FRANK GIACOBETTI, MD, Orthopaedic Resident
J. RICHARD BOWEN, M.D., Pediatric Orthopaedic Surgeon, Chairman
October 12, 1995
CLINICAL CASE PRESENTATION
THE ALFRED I DUPONT INSTITUTE
This is a 4 + 6mos old male who sustained a fall onto an outstretched left arm in December 1994 resulting in a Monteggia Type lV fracture. It was treated with closed reduction and casting. Subsequently, he went on to a malunion with a persistent dislocation of the radial head. He presented to A.I. duPont Institute10 months post injury for further evaluation and treatment.
On physical examination, he has a prominence over the left radial head. There is full flexion and extension. He has full pronation but lacks 30 degrees of full supination. He is neurovascularly intact.
Giovanni Battista Monteggia in 1814 first described the injury consisting of a fracture of the proximal third of the ulna and a anterior dislocation proximal epiphysis of the radius. Bado subsequently redefined the Monteggia lesion as a group of traumatic lesions having in common a dislocation of the radiohumeral joint, associated with a fracture of the ulna at various levels.
Monteggia fractures account for 0.4% of all forearm fractures. The peak incidence occurs between the ages of 4 and 1 0 years.
Monteggia lesions are marked by pain and tenderness about the elbow. Range of motion of the elbow is restricted. The radial head may be palpable in the dislocated position and the angulation of the ulna shaft may be visualized or palpable.
The most important view is a true lateral of the elbow. The lesion may be missed on the AP view. In the lateral view, a line drawn through the center of the radial neck and head should extend through the capitelum. This is true whether the elbow is flexed or extended.
Approximately 90% of children with this injury have good to excellent results- In patients less than 13 who are treated by initial closed reduction the long term results are excellent. Open reduction is required if an adequate closed reduction can not be achieved. This occurs more frequently in older children.

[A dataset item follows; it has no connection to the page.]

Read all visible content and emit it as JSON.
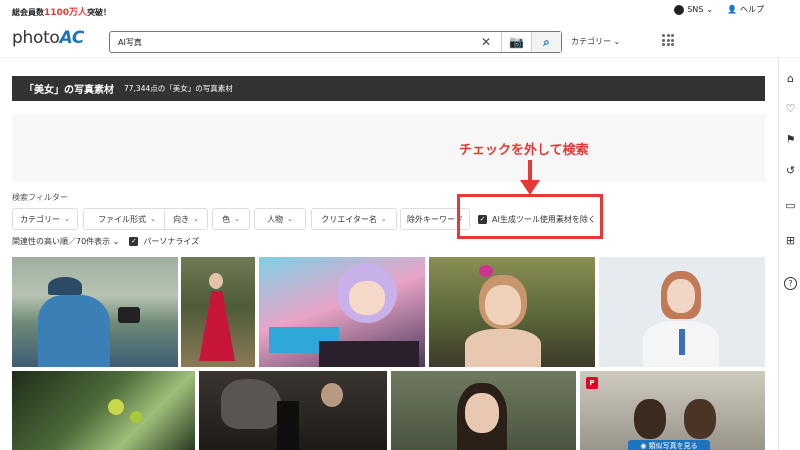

TYPE I Fx's: Traction is applied with the forearm extended and supinated. The ulnar angulation is reduced which allows spontaneous reduction of the radial head. If this does not occur, the elbow is gently flexed while pressure is applied anteriorly over the head of the radius. Once reduction is obtained, the elbow is immobilized in a long arm cast in full supination and flexion to 100 degrees. If the reduction of the ulna cannot be maintained, internal fixation may be necessary.

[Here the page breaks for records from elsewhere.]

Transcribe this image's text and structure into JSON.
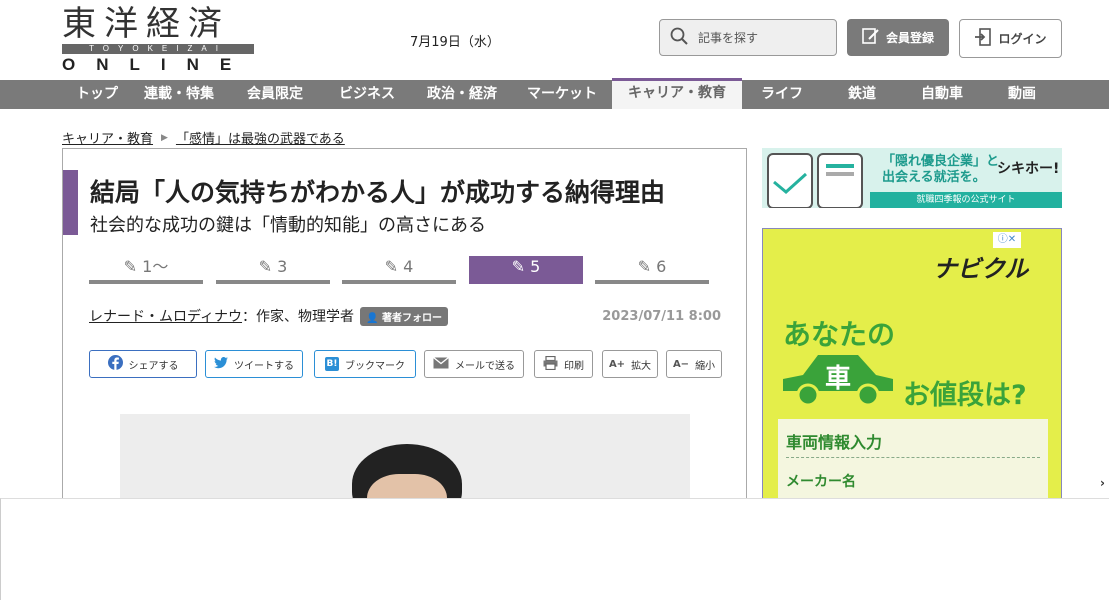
{
  "header": {
    "logo_kanji": "東洋経済",
    "logo_romaji": "TOYOKEIZAI",
    "logo_online": "ONLINE",
    "date": "7月19日（水）",
    "search_placeholder": "記事を探す",
    "register_label": "会員登録",
    "login_label": "ログイン"
  },
  "nav": {
    "items": [
      "トップ",
      "連載・特集",
      "会員限定",
      "ビジネス",
      "政治・経済",
      "マーケット",
      "キャリア・教育",
      "ライフ",
      "鉄道",
      "自動車",
      "動画"
    ],
    "active": "キャリア・教育",
    "accent_color": "#7b5a96"
  },
  "breadcrumb": {
    "parent": "キャリア・教育",
    "current": "「感情」は最強の武器である"
  },
  "article": {
    "title": "結局「人の気持ちがわかる人」が成功する納得理由",
    "subtitle": "社会的な成功の鍵は「情動的知能」の高さにある",
    "pages": [
      "1〜",
      "3",
      "4",
      "5",
      "6"
    ],
    "active_page": "5",
    "author_name": "レナード・ムロディナウ",
    "author_role": "：作家、物理学者",
    "follow_label": "著者フォロー",
    "published": "2023/07/11 8:00",
    "share": {
      "facebook": "シェアする",
      "twitter": "ツイートする",
      "hatena": "ブックマーク",
      "hatena_icon": "B!",
      "mail": "メールで送る",
      "print": "印刷",
      "enlarge_icon": "A+",
      "enlarge": "拡大",
      "shrink_icon": "A−",
      "shrink": "縮小"
    }
  },
  "sidebar": {
    "banner_text_line1": "「隠れ優良企業」と",
    "banner_text_line2": "出会える就活を。",
    "banner_brand": "シキホー!",
    "banner_footer": "就職四季報の公式サイト",
    "ad_brand": "ナビクル",
    "ad_line1": "あなたの",
    "ad_car_char": "車",
    "ad_line2": "お値段は?",
    "ad_panel_title": "車両情報入力",
    "ad_panel_label": "メーカー名"
  },
  "overlay": {
    "chevron": "›"
  }
}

TYPE II Fx's: Reduction obtained by extending the elbow with the forearm in supination, correcting the angulation of the ulna, and pushing with the thumb over the posterior aspect of the radial head. The arm is then immobilized in a long arm cast with sufficient extension.

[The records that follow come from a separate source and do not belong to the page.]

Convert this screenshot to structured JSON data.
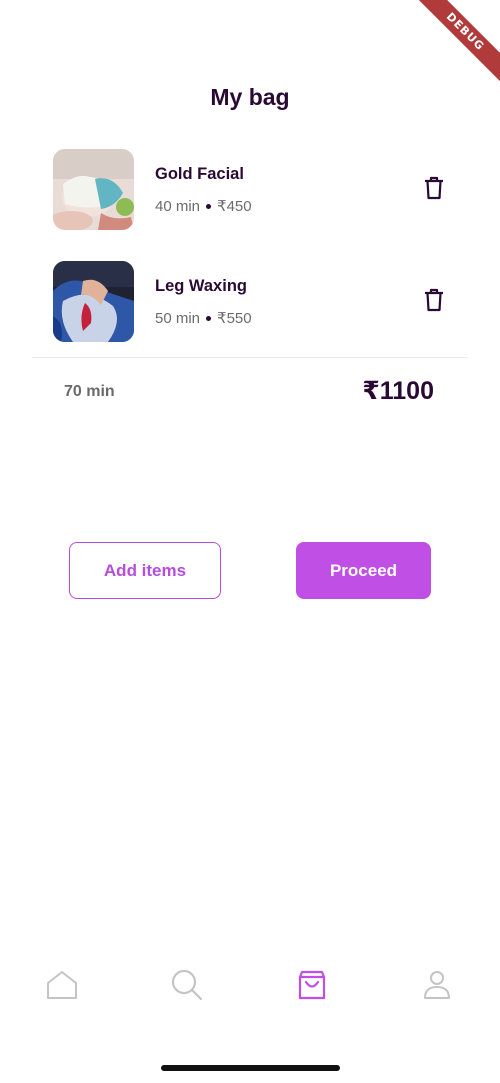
{
  "debug_banner": "DEBUG",
  "page": {
    "title": "My bag"
  },
  "bag": {
    "items": [
      {
        "name": "Gold Facial",
        "duration": "40 min",
        "price": "₹450",
        "thumb_icon": "facial-photo"
      },
      {
        "name": "Leg Waxing",
        "duration": "50 min",
        "price": "₹550",
        "thumb_icon": "waxing-photo"
      }
    ],
    "total_duration": "70 min",
    "total_price": "₹1100"
  },
  "actions": {
    "add_items": "Add items",
    "proceed": "Proceed"
  },
  "nav": {
    "items": [
      {
        "icon": "home-icon",
        "active": false
      },
      {
        "icon": "search-icon",
        "active": false
      },
      {
        "icon": "bag-icon",
        "active": true
      },
      {
        "icon": "profile-icon",
        "active": false
      }
    ]
  },
  "colors": {
    "accent": "#c04fe6",
    "title": "#2a0a33",
    "muted": "#6c6c6c",
    "nav_inactive": "#c4c4c4",
    "debug": "#b13b3b"
  }
}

TYPE III Fx's: Reduction performed by traction and putting an abduction strain on the fully extended elbow. The forearm should also be supinating while a direct ulnarward pressure is applied over the dislocated radial head.
TYPE IV Fx's: These fractures are extremely rare. Closed manipulation should consist of restoring the alignment of the ulna fracture and strong supination to reduce both the radial head dislocation and the radial fracture. However, these fractures are difficult to reduced by closed manipulation. First step is accurate reduction of the ulna with either intramedullary fixation or plating. Following this, if closed manipulation of the radius fails, the radial shaft should be exposed as well as the radial head if needed. If the annular ligament cannot be repaired, consider the Bell-Tawse procedure for reconstructing the annular ligament .